Task item:
Whenever "drive" appears in a line, please copy that line from the data.

Data shown:
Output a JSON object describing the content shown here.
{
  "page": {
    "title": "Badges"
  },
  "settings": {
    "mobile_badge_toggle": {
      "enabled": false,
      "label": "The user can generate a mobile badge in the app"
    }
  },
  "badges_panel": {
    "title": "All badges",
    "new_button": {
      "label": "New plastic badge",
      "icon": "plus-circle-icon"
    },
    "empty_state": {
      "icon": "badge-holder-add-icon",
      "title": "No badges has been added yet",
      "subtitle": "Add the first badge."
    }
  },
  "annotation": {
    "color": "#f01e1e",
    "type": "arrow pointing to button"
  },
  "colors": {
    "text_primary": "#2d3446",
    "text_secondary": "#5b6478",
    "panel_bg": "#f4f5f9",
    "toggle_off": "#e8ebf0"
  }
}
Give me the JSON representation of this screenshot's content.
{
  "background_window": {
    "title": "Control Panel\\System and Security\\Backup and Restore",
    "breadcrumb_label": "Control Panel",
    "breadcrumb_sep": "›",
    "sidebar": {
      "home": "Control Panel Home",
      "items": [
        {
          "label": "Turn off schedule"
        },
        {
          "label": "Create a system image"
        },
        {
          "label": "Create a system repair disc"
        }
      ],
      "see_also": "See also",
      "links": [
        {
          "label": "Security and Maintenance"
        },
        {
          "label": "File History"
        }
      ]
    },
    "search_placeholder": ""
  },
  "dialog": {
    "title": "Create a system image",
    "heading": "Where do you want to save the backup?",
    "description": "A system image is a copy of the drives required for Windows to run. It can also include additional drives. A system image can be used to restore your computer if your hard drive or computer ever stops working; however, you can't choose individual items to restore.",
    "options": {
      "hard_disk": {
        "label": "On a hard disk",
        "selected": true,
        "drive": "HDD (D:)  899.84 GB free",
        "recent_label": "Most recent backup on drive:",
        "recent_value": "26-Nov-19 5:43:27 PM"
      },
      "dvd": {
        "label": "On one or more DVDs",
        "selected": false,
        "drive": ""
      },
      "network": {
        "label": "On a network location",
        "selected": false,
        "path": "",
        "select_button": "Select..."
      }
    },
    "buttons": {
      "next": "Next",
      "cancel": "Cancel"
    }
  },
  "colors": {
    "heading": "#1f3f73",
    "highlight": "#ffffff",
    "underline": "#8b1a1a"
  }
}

Solved problem:
    "description": "A system image is a copy of the drives required for Windows to run. It can also include additional drives. A system image can be used to restore your computer if your hard drive or computer ever stops working; however, you can't choose individual items to restore.",
        "drive": "HDD (D:)  899.84 GB free",
        "recent_label": "Most recent backup on drive:",
        "drive": ""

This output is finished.